Meet Our Craftsmen
Our journey into Irish Heritage Urns started on reflection of our own personal history of emigration. Though now living in Tipperary, brothers Jim and Tom Kinnane were both born in London to Irish parents who left Ireland in the 1960’s. Further back in their lineage, their maternal grandmother was born in New York to her Irish parents who had left an Ireland that offered little or no opportunities. The brothers have spent many years connecting with family and friends abroad who still hold the links with Ireland dear.
The inspiration for this family business came in memory of those Irish and subsequent generations who remained abroad, unable for so many reasons to return to Ireland, and who died away from their ancestral homes in Ireland.
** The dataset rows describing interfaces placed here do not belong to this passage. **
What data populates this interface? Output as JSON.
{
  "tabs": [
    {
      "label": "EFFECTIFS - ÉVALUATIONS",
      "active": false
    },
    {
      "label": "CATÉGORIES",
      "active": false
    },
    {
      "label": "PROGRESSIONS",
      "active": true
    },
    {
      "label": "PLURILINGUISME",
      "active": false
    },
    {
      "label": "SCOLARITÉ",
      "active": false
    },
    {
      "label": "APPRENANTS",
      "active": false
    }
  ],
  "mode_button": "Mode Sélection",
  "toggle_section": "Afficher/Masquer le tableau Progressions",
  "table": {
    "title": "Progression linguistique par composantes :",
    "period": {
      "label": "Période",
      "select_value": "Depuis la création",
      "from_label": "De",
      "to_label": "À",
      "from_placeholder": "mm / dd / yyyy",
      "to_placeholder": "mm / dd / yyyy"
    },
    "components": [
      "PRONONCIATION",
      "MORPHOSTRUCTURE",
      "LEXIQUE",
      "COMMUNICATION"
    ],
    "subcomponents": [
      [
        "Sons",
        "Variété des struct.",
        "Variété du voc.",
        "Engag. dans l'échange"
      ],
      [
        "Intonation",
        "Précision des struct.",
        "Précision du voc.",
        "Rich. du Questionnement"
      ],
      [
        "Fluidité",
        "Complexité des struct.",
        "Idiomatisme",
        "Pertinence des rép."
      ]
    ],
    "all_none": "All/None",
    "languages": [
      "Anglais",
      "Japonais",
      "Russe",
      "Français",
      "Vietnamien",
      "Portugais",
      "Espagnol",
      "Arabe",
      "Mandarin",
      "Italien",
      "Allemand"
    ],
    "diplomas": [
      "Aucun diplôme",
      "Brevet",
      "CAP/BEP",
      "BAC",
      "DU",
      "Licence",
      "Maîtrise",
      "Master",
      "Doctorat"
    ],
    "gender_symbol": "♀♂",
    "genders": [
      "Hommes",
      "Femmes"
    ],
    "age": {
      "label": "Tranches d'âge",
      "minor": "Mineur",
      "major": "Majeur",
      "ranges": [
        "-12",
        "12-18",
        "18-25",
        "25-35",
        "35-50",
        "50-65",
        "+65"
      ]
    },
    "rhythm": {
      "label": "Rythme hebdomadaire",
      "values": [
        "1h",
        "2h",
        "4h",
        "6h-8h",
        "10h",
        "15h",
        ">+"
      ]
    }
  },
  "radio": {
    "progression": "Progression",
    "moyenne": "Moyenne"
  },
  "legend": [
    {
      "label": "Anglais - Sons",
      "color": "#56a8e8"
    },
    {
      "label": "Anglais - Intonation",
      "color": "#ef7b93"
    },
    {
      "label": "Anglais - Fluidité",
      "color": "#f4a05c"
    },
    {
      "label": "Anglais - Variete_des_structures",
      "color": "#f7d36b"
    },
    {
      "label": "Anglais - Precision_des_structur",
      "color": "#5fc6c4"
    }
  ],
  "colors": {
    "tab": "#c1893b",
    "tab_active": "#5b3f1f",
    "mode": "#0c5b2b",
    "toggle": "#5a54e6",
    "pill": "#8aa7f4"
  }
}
We wanted to offer an Irish resting place for those lost generations, a place which represented a piece of Ireland to carry or bury our loved ones’ remains in. Our Urns are made by Irish hands in Ireland, using only native Irish timber, Irish Aran knit and Irish woven Tweed. Our aim is to surround your loved one in the essence of their homeland, Eire.
Hand Crafted Urns Rich in Heritage
Selecting the right Urn to hold the ashes of your loved one is important. Our craftsmen, Jim and Tom Kinnane, utilize the best design features found in Irish heritage and subtly combine them with new ideas to produce contemporary but traditional Urns. Variation in each Urn, such as grain, is part of the creative process and adds to the uniqueness of your chosen Urn.
Each Urn is crafted from native Irish wood in your choice of Irish Oak, Irish Beech, Irish Ash, Irish Sycamore or Irish Yew. All of our timber is native to Ireland and is sourced in forests and woodlands in the Irish countryside. Where possible, Jim and Tom oversee the harvesting of the timber used to craft our urns. See Jim and Tom harvesting timber in managed woodlands in Co. Tipperary:
Featuring Ancient Irish Bog Oak
Very special to Irish Heritage Urns is the inclusion of ancient Irish Bog Oak. At the end of the last Glaciation almost 10,000 years ago, Ireland was covered by shallow lakes left behind by the melting ice. Over time these shallow lakes gradually filled with peat, which is the soil made up of the partially decomposed remains of dead plants.
Oak and Yew trees grew around the edges of the bogs and were drowned as the bogs expanded out of their basins on to the surrounding mineral soil. The lack of oxygen in the waterlogged peat prevented the natural process of decay and ensured the tree stumps were preserved in the accumulating peat.
The three main types of wood found preserved in bogs today are Scots Pine, Oak and Yew. They are dated 4,000 to 7,000 years old.
With the advent of turf production and land drainage these ancient bogwoods have been found. We gather bog oak from the peat lands of Ireland and take them back to our workshop where they go through a slow process of drying. It is from these beautiful trees that adorned our Irish landscape 6,000 years ago that we carefully craft our bog oak splines which interlock the miter joints of all our urns from the Joyce Collection together.